The digital economy is noisy. There are lots of companies out there saying lots of different things all at the same time. That makes it increasingly difficult to stand out from the competition…to get the attention of prospective customers.
At Limelight, we’ve been talking a lot about storytelling as a way to get above that noise. There’s no doubt that it provides a way to differentiate from competitors. Only what happens when everyone starts to tell stories? Will it be a new sort of noise? The answer isn’t black and white. It will take a long time, if ever, for storytelling to completely replace traditional broadcast-advertising. Yet there is definitely a factor of everyone doing the same thing. Again.
So with that, how else can you use digital marketing to get yourself noticed? What, if anything, can you do to make your storytelling more impactful and resonant better with prospective customers? We’ve put together a few ideas below.

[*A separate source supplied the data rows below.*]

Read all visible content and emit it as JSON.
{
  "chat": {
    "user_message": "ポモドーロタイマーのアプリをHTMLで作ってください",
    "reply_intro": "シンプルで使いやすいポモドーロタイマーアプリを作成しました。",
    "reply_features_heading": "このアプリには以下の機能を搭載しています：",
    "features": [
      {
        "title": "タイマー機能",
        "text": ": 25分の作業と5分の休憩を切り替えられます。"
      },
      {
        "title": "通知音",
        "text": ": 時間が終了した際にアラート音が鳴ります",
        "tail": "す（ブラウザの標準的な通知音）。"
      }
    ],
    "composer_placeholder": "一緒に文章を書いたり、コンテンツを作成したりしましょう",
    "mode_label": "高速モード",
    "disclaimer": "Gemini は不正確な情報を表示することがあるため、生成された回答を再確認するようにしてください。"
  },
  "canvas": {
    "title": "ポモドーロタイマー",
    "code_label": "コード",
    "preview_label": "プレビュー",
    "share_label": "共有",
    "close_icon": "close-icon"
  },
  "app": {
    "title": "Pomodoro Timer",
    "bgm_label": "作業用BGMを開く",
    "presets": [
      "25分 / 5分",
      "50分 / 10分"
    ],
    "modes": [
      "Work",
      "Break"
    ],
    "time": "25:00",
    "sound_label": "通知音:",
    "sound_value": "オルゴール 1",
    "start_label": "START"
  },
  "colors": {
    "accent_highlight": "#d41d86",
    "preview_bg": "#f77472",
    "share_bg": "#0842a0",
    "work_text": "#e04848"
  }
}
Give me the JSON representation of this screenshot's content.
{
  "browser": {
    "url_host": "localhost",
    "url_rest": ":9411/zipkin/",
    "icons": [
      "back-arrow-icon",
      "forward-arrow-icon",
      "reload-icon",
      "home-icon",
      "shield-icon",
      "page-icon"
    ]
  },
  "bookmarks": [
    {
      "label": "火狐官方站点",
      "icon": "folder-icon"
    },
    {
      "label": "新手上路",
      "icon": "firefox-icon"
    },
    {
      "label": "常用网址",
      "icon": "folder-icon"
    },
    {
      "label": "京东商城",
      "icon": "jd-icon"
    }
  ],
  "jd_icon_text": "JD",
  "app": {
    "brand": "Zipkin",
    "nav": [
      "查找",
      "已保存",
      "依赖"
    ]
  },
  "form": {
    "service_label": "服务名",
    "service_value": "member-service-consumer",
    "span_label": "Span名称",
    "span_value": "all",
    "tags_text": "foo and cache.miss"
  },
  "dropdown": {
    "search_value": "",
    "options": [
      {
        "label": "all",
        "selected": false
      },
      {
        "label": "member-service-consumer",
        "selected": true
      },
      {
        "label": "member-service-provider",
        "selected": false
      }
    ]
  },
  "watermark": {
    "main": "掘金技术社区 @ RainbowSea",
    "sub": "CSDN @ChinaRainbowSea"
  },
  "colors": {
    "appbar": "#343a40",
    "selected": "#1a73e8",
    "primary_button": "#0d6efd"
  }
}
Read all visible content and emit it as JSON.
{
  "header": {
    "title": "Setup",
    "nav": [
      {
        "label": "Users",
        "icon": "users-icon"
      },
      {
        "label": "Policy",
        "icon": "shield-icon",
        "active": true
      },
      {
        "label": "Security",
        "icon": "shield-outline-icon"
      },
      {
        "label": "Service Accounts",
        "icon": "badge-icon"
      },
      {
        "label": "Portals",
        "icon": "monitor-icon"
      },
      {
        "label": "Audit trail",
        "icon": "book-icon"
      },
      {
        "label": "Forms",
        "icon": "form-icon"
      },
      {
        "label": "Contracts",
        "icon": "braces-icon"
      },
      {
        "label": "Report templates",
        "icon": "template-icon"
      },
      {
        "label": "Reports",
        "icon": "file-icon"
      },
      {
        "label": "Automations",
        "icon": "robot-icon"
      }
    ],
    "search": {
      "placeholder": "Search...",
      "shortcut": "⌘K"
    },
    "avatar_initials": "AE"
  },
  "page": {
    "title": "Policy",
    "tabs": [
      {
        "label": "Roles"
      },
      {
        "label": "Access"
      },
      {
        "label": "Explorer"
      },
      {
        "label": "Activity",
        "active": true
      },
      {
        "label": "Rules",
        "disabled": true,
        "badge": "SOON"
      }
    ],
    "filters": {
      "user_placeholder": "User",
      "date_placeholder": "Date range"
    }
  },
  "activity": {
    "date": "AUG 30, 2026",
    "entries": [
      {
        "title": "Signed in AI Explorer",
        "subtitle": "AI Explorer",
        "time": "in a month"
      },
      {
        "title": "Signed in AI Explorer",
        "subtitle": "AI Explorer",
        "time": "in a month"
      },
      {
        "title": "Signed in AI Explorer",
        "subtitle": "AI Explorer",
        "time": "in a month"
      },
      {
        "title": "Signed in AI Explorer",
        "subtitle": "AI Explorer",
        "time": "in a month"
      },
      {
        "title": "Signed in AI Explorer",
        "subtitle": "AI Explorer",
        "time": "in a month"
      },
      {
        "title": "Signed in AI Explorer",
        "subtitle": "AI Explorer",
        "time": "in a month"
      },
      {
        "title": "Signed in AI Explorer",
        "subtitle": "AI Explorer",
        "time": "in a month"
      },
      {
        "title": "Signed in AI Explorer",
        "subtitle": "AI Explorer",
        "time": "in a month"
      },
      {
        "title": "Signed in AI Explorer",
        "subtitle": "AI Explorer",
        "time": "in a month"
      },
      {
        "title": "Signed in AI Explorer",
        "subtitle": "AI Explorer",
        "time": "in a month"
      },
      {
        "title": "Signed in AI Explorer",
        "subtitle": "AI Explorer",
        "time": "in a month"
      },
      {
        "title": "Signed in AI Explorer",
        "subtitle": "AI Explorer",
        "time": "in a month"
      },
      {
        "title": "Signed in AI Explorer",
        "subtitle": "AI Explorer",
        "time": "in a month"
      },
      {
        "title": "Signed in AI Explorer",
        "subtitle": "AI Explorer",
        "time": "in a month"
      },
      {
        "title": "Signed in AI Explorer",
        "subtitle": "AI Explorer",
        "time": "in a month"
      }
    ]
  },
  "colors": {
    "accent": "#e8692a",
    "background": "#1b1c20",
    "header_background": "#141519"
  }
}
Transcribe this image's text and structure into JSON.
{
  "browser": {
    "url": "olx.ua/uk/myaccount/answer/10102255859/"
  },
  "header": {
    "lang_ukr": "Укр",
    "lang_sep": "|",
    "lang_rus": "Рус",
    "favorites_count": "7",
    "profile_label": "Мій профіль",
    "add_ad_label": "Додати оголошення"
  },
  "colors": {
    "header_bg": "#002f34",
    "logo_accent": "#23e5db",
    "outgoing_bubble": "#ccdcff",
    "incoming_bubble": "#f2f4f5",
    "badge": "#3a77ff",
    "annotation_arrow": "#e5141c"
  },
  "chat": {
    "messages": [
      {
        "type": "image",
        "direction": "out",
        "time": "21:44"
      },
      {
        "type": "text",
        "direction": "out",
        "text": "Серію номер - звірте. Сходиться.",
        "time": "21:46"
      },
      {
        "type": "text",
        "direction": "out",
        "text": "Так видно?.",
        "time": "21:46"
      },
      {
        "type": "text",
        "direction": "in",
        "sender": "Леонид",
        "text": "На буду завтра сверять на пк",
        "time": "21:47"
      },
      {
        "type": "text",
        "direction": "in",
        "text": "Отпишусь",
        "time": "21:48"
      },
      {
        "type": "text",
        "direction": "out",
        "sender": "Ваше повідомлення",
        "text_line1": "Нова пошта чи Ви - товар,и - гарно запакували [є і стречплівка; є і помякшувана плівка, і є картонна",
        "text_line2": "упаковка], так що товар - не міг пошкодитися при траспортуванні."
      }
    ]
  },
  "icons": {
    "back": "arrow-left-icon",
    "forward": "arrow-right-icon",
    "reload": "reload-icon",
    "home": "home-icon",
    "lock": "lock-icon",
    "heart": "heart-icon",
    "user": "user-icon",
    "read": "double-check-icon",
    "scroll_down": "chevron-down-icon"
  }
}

Be Quick. Be Creative. Be Timely.
The 2013 Superbowl provided a great example of a brand, Oreo, taking advantage of a situation in real-time. During the Superbowl, shortly after the teams returned from the half-time intermission, the lights went out in the stadium. For over 30 minutes players milled around, announcers yapped, pontificators pontificated. For the most part, brands waited. Not Oreo. They took advantage of the situation to tie their Superbowl ad storyline into the power outage:
The result was a phenomenal social media response (as indicated by the retweets and favorites). What it demonstrated was Oreo using digital marketing tools (in this case, Twitter) to expand the emotional connection with their story. And what did it take but putting some text on a picture (that probably already existed), doing a little photoshopping, and tweeting the pic?
The issue with most digital storytelling is that it’s still marketing-campaign driven. Marketer comes up with campaign idea. Story is created. Assets are developed (words, videos, images, etc.). Campaign is launched and measured. The problem with that is that once the campaign is done, most marketers ditch the story. What happens then to any emotional connection that is created between audience and story? Well, unless that audience is converted to customers, the connection is pretty much lost. That’s the problem. Most marketers see storytelling as simply the new “digital marketing campaign approach.” That’s wrong. Emotional connection is not a factor to exploit. Not if you really want to drive the relationships that will help you get above the noise.
If you want people to connect with your company and brand (i.e., you want to be a digital storyteller), the story has to be your digital marketing. It’s huge. Massive. It spans narrative arcs, characters, days, months, and maybe even years. It branches. It morphs as your audience interacts with it (there’s not any real science fiction behind that; it just means you are paying attention and changing the story to resonate more personally with the audience). In this model, your story becomes a game that your audience plays, well, forever.
Use the Noise
Heard of Klout? How about Kred? There are others out there, but Klout and Kred are two of the biggest platforms emerging to measure the online influence of people (including you…and your company). Usually based on some sort of base-10 score, numbers represent how much a user engages with others, is quoted, is re-tweeted, is referred to, and, in Klout’s case, even perceived in the real world (through nothing more than activity and job titles on business networks like LinkedIn). And people with the biggest scores? Well, they are influencers. They should be your targets not because they are the loudest but because they can help amplify your message. In doing so, that message may resonate with a bit more authenticity (i.e., not be perceived as broadcast-advertising).
How you approach those influencers should be done with caution (as it can backfire when done incorrectly), but it’s simple enough to accomplish. Create a story for them. Heck create a story with them in it. Get them involved with the story. It may cost you a little money, but this kind of highly-personalized, highly-targeted marketing can enable you to use the noise to your advantage.
Co-Opt the Tools
New technologies (like Google+ Hangouts, for example) are appearing all the time. Companies like Facebook are continually innovating. Services like Instagram are popping up monthly. Although it’s hard to predict what will be the “next big thing,” co-opting these new tools and features for your digital storytelling is important. First, not only do you look like a true innovator (especially if you put the technology to use in some novel way) but you also get attached to a potential swell of attention. Case in point. I recently started using AtContent (a WordPress Plugin) on my blog. The developers of the plugin contacted me and asked if I wanted to do a case study with them. So all of a sudden there is a story developing around me simply because I’m adopting a new technology with no real work required on my part.
The work on your part is two fold. First, you have to keep abreast of what’s happening in the tech world. Join betas. Involve yourself in startup forums. Second, you have to be willing to put some time in to forming parts of your story to work with these new technologies. Remember that whatever you do out in the digital world becomes part of your digital presence. If you want that to be awesome, you can’t just broadcast your story to every channel. You have to make it contextual. You have to make it relevant.
There are probably lots of other ideas you may have for employing digital marketing to get yourself noticed. These are just a few that, with some luck and extra work on your part (and little to no capital investment) you can leverage to provide a little rocket fuel for your story. How do you use digital marketing today to get noticed? What are some of the strategies you employ to “get above the noise” and get noticed?
- Jason Thibeault, Sr. Director, Marketing Strategy. You can connect with Jason on Twitter @_jasonthibeault.